(c) Lymantriidae Hampson, [1893], Fauna Br. India (Moths) 1: 432, based on the nominal genus Lymantria Hübner, [1819];
(d) Leucomidae Grote, 1895, Mitt. Roemermus. Hildesh. 1: 3, based on the nominal genus Leucoma Hübner, 1822;
(e) Ocneriidae Meyrick, 1895, Handbk Br. Lepid.: 169 (as Ocneriadae), based on the nominal genus Ocneria Hübner, [1819];
(f) Hypogymnidae Grote, 1896, Mitt Roemermus. Hildesh. 7: 3, based on the nominal genus Hypogymna Billberg, 1820.

Of the family-group names listed in the last paragraph Liparidae was the most widely used during the nineteenth century; Orgyiidae and Dasychiridae had minor usage, but neither name became widely adopted. During the present century, Orgyiidae has been used occasionally in contrast with Lymantriidae, which has been used many hundreds of times throughout the world. In North America, the use of Liparidae has continued until, in the most recent revision of the family by Ferguson, 1978, in Dominick et al., Moths Am. N. of Mexico 22 (2), the family name Lymantriidae has been adopted. Because of the overwhelming worldwide use of the name Lymantriidae an application has been submitted by D. S. Fletcher, I. W. B. Nye and D. C. Ferguson to the International Commission on Zoological Nomenclature requesting them to rule that the family-group name Lymantriidae Hampson, [1893] is to be given nomenclatural precedence over the family-group names Orgyiidae Wallengren, 1861, and Dasychiridae Packard, 1864, when applied to the same taxon.[9]

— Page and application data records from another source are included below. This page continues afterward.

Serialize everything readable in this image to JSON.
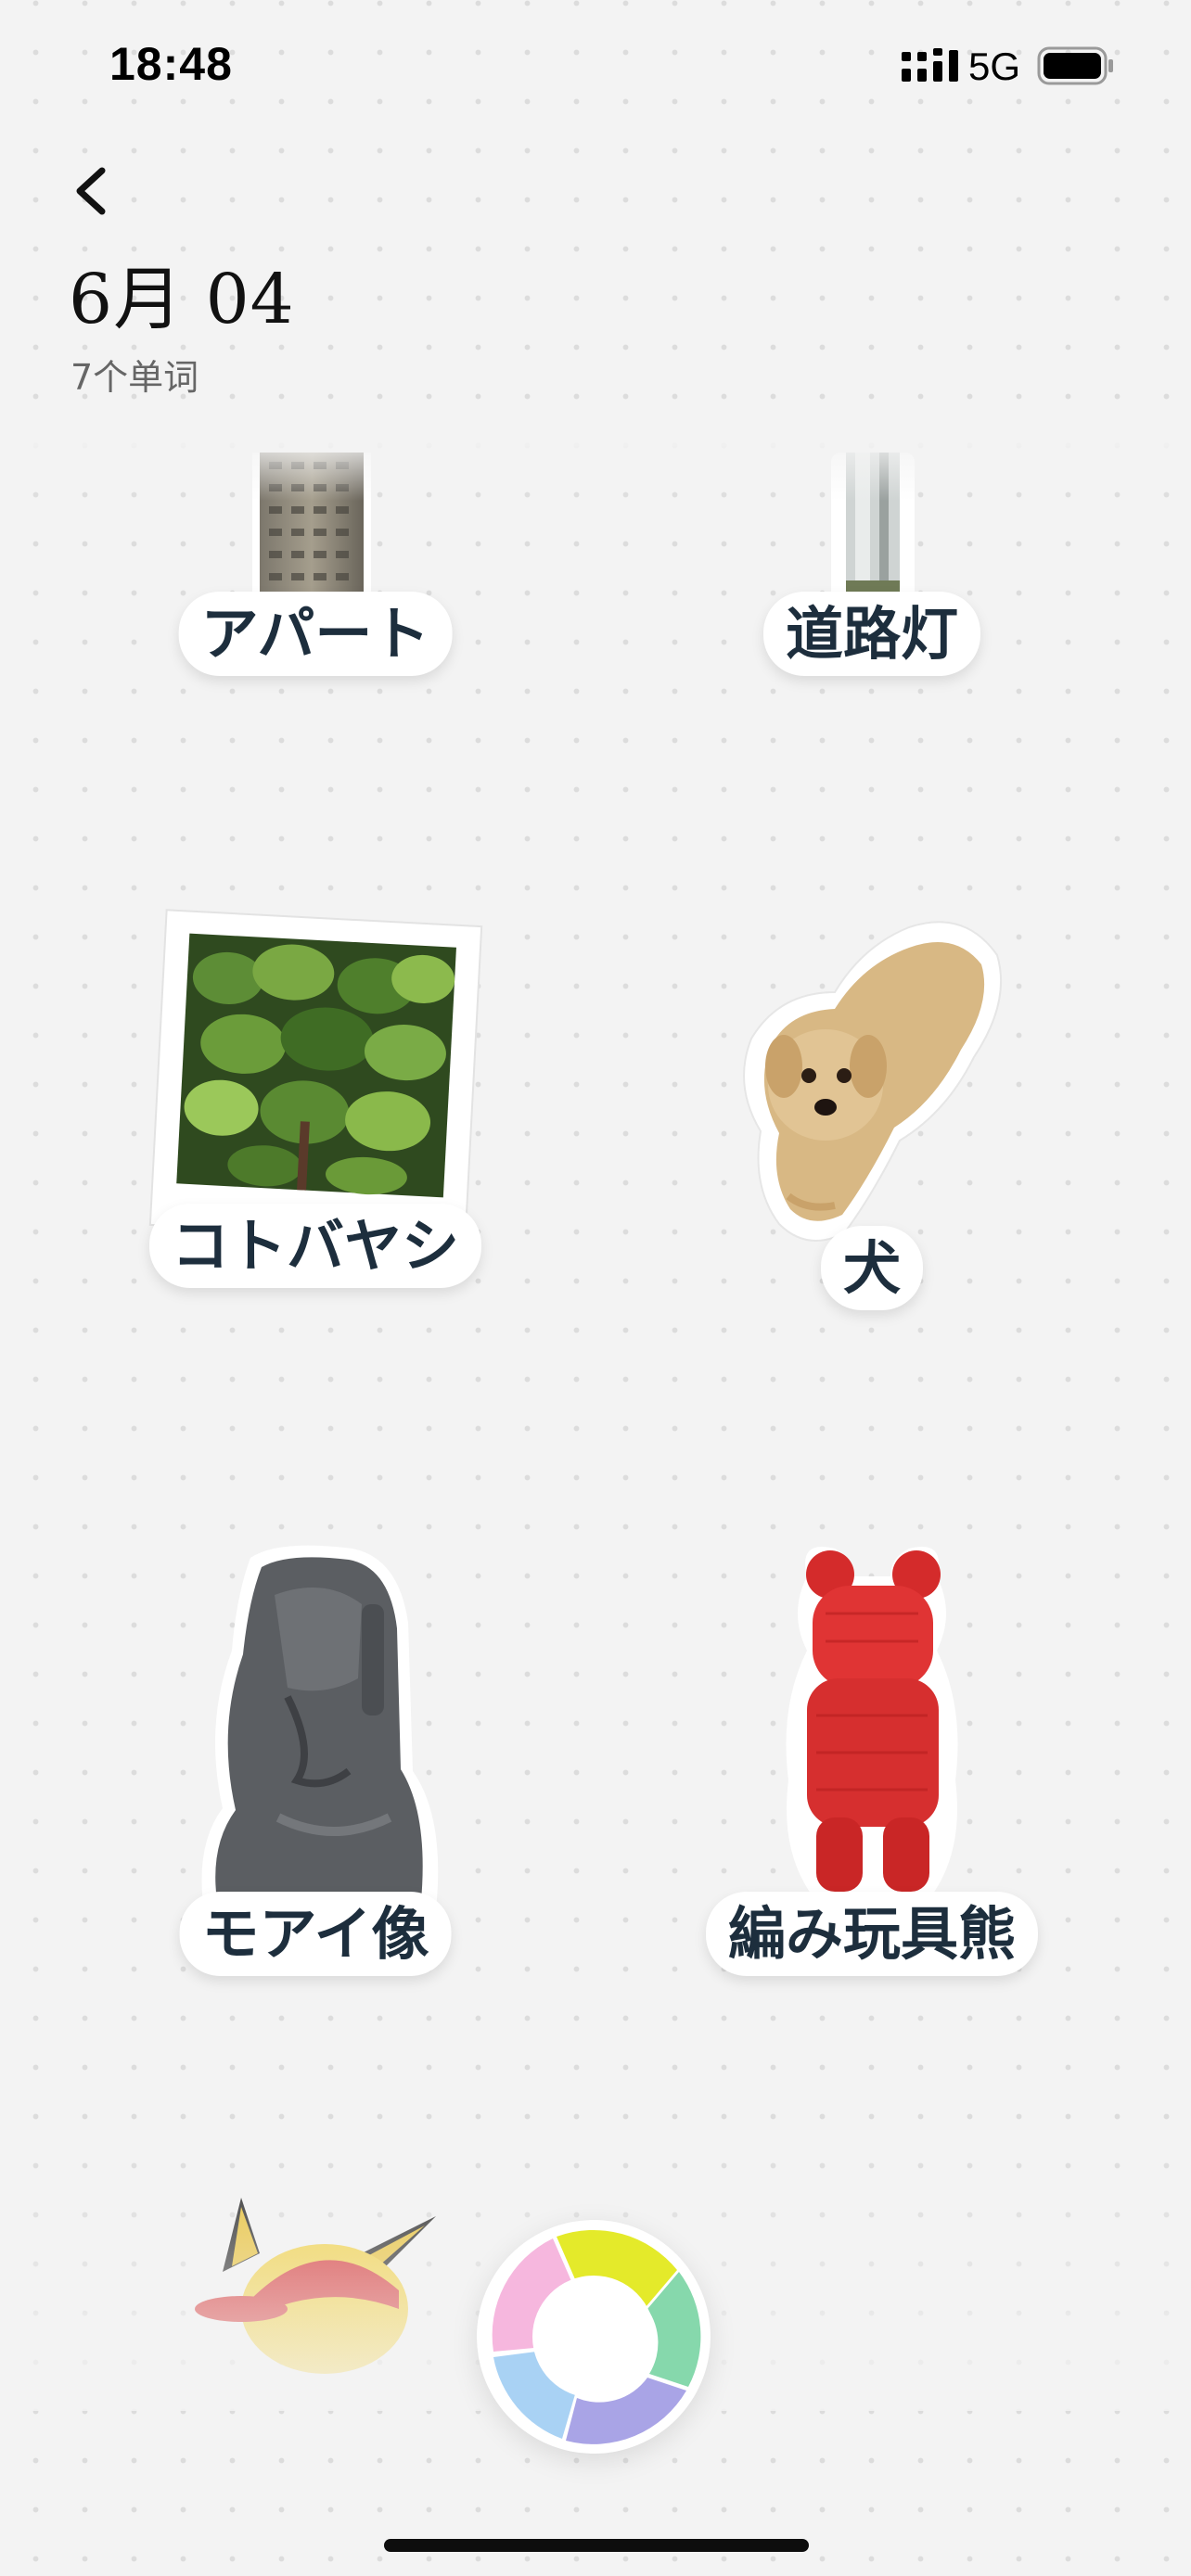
{
  "status_bar": {
    "time": "18:48",
    "network": "5G",
    "signal_icon": "cellular-signal-icon",
    "battery_icon": "battery-icon"
  },
  "header": {
    "back_icon": "chevron-left-icon",
    "title": "6月 04",
    "subtitle": "7个单词"
  },
  "words": [
    {
      "label": "アパート",
      "image": "apartment-building-photo"
    },
    {
      "label": "道路灯",
      "image": "street-lamp-photo"
    },
    {
      "label": "コトバヤシ",
      "image": "fiddle-leaf-fig-polaroid"
    },
    {
      "label": "犬",
      "image": "dog-sticker"
    },
    {
      "label": "モアイ像",
      "image": "moai-statue-sticker"
    },
    {
      "label": "編み玩具熊",
      "image": "knitted-red-bear-sticker"
    },
    {
      "label": "",
      "image": "pikachu-cap-sticker"
    }
  ],
  "capture_button": {
    "icon": "camera-shutter-icon"
  },
  "colors": {
    "background": "#f3f3f3",
    "label_text": "#1d2e3d",
    "shutter_yellow": "#e6ea2c",
    "shutter_green": "#7fd3a6",
    "shutter_purple": "#a7a2e4",
    "shutter_blue": "#a9d0f2",
    "shutter_pink": "#f5b4dc"
  }
}
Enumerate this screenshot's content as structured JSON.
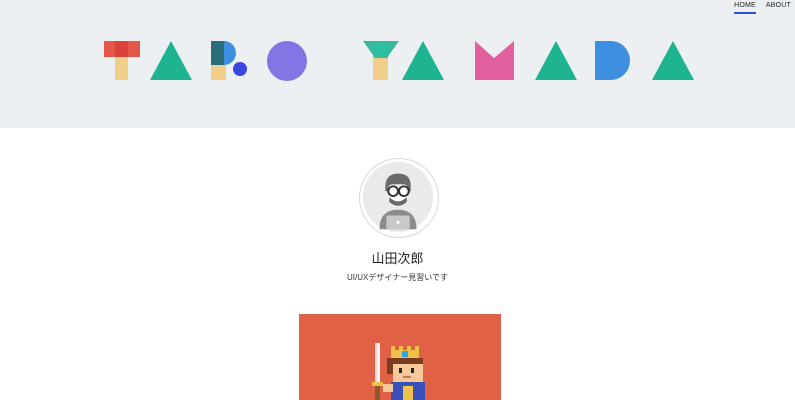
{
  "nav": {
    "items": [
      {
        "label": "HOME",
        "active": true
      },
      {
        "label": "ABOUT",
        "active": false
      }
    ]
  },
  "hero": {
    "logo_text": "TARO YAMADA",
    "colors": {
      "background": "#edf0f2",
      "teal": "#1fb491",
      "red": "#e24a3c",
      "yellow": "#f1cf8a",
      "purple": "#8375e3",
      "blue_dot": "#3a45e0",
      "pink": "#e2609e",
      "blue": "#3f8fe0"
    }
  },
  "profile": {
    "name": "山田次郎",
    "bio": "UI/UXデザイナー見習いです",
    "avatar_icon": "person-with-glasses-laptop-icon"
  },
  "featured": {
    "background": "#e06146",
    "icon": "pixel-knight-icon"
  }
}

As pointed out, "Liparidae" once was an alternative family name for the Lymantriidae, but nowadays "Liparidae" is firmly established as the name of a family of fish,[10] and according to the conventions of zoological taxonomy, family names have to be unique, even though they are permitted to coincide with botanical names.

Notable species and genera

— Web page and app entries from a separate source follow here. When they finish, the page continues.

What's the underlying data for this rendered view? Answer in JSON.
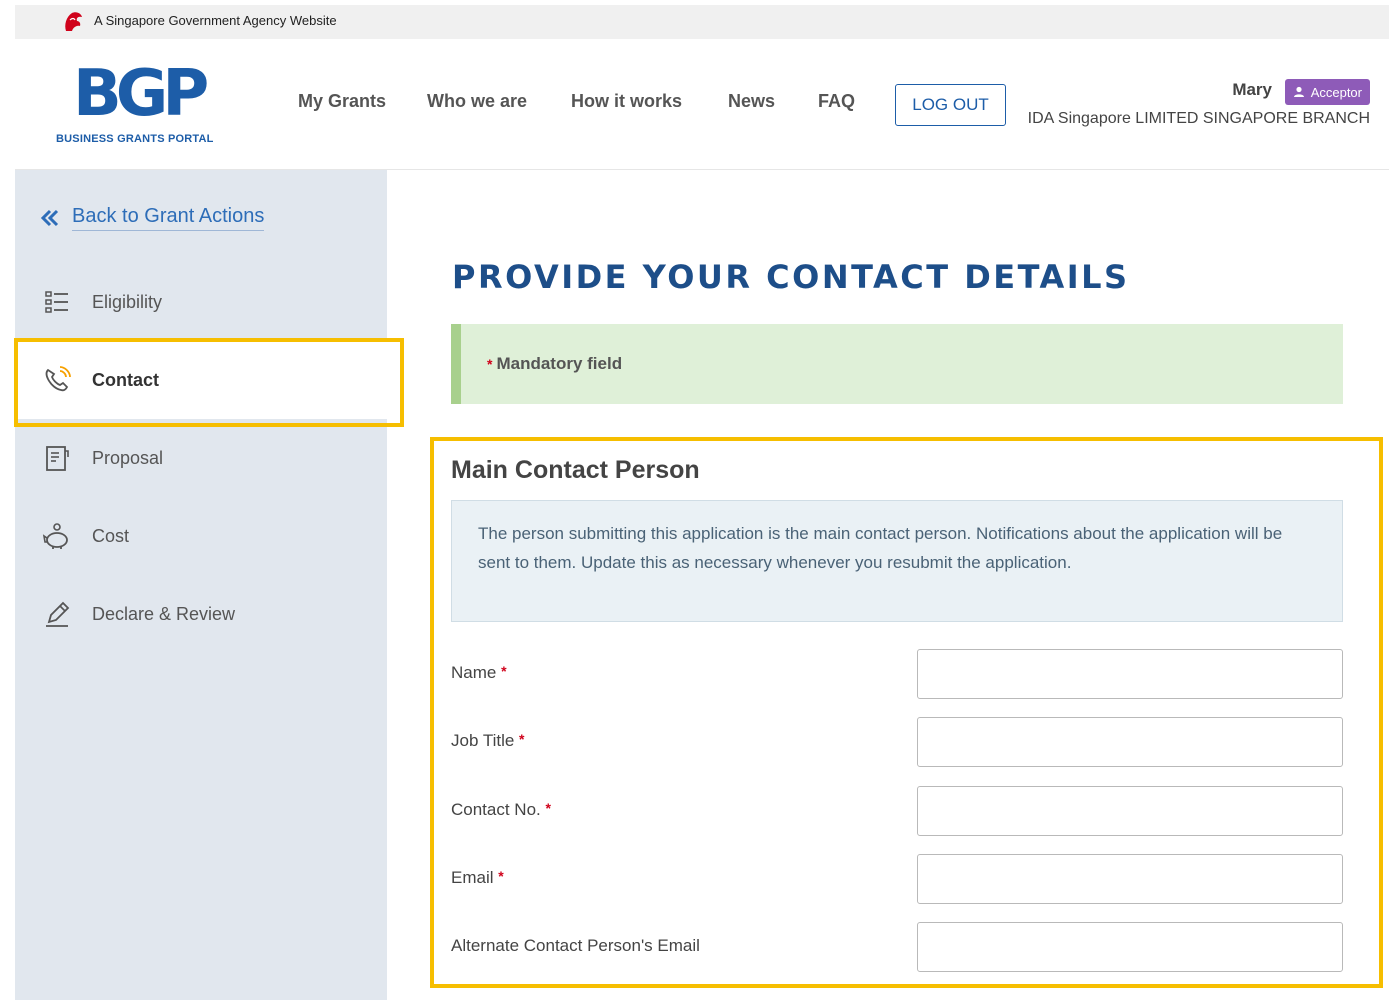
{
  "gov_bar": {
    "text": "A Singapore Government Agency Website",
    "lion_color": "#d0021b"
  },
  "header": {
    "logo_text": "BGP",
    "logo_subtitle": "BUSINESS GRANTS PORTAL",
    "nav": [
      {
        "label": "My Grants"
      },
      {
        "label": "Who we are"
      },
      {
        "label": "How it works"
      },
      {
        "label": "News"
      },
      {
        "label": "FAQ"
      }
    ],
    "logout_label": "LOG OUT",
    "user_name": "Mary",
    "role_label": "Acceptor",
    "org_name": "IDA Singapore LIMITED SINGAPORE BRANCH"
  },
  "sidebar": {
    "back_label": "Back to Grant Actions",
    "items": [
      {
        "label": "Eligibility",
        "icon": "list-icon",
        "active": false
      },
      {
        "label": "Contact",
        "icon": "phone-icon",
        "active": true
      },
      {
        "label": "Proposal",
        "icon": "document-icon",
        "active": false
      },
      {
        "label": "Cost",
        "icon": "piggy-bank-icon",
        "active": false
      },
      {
        "label": "Declare & Review",
        "icon": "pen-icon",
        "active": false
      }
    ]
  },
  "main": {
    "title": "PROVIDE YOUR CONTACT DETAILS",
    "mandatory_note": "Mandatory field",
    "section_title": "Main Contact Person",
    "info_text": "The person submitting this application is the main contact person. Notifications about the application will be sent to them. Update this as necessary whenever you resubmit the application.",
    "fields": [
      {
        "label": "Name",
        "required": true,
        "value": ""
      },
      {
        "label": "Job Title",
        "required": true,
        "value": ""
      },
      {
        "label": "Contact No.",
        "required": true,
        "value": ""
      },
      {
        "label": "Email",
        "required": true,
        "value": ""
      },
      {
        "label": "Alternate Contact Person's Email",
        "required": false,
        "value": ""
      }
    ]
  },
  "colors": {
    "brand": "#1d5da8",
    "title": "#1d4e89",
    "highlight": "#f6be00",
    "badge": "#8e5bb8",
    "required": "#d0021b",
    "mandatory_bg": "#dff0d8"
  }
}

  1. ^ a b c d e f Schaefer, Paul (1989). "Diversity in form, function, behavior, and ecology", In: USDA Forest Service (ed.): Proceedings, Lymantriidae: A Comparison of Features of New and Old World Tussock Moths: 1-19. Broomall, PA
  2. ^ Scoble, M. J. (1992). The Lepidoptera: Form, Function and Diversity. (2nd ed.). Oxford University Press.
  3. ^ Wang, H. et al. (2015) Molecular phylogeny of Lymantriinae (Lepidoptera, Noctuoidea, Erebidae) inferred from eight gene regions. Cladistics 31(6):579-592 DOI: 10.1111/cla.12108
  4. ^ Zahiri R, Kitching IJ, Lafontaine JD, Mutanen M, Kaila L, Holloway JD, Wahlberg N (in press) A new molecular phylogeny offers hope for a stable family-level classification of the Noctuoidea (Insecta: Lepidoptera). Molecular Phylogenetics and Evolution.
  5. ^ Zahiri, Reza; et al. (2011). "Molecular phylogenetics of Erebidae (Lepidoptera, Noctuoidea)". Systematic Entomology. 37: 102–124. doi:10.1111/j.1365-3113.2011.00607.x. S2CID 84249695.
  6. ^ Lafontaine, Donald; Schmidt, Christian (19 Mar 2010). "Annotated check list of the Noctuoidea (Insecta, Lepidoptera) of North America north of Mexico". ZooKeys (40): 26. doi:10.3897/zookeys.40.414.
  7. ^ Forest and Shade Tree Entomology ENT 4251 Laboratory Manual Archived 2008-04-16 at the Wayback Machine University of Michigan. Liparidae is properly used as the name for the family that includes the snailfish
  8. ^ This has been pointed out in Turner, A. J. (1924). "Revision of Australian Lepidoptera. Lasiocampidae". Proceedings of the Linnean Society of New South Wales. 49 (198): 397–428.
  9. ^ Watson, Allen; Fletcher, D. S.; Nye, I. W. B.; et al. (1980). Nye, I. W. B. (ed.). The Generic Names of Moths of the World. Vol. 2. British Museum (Natural History). p. x. ISBN 0565008110 – via Internet Archive.
  10. ^ see for example Smith, J. L. B., The Sea Fishes of Southern Africa, various editions since 1949 pub. Central News Agency

Further reading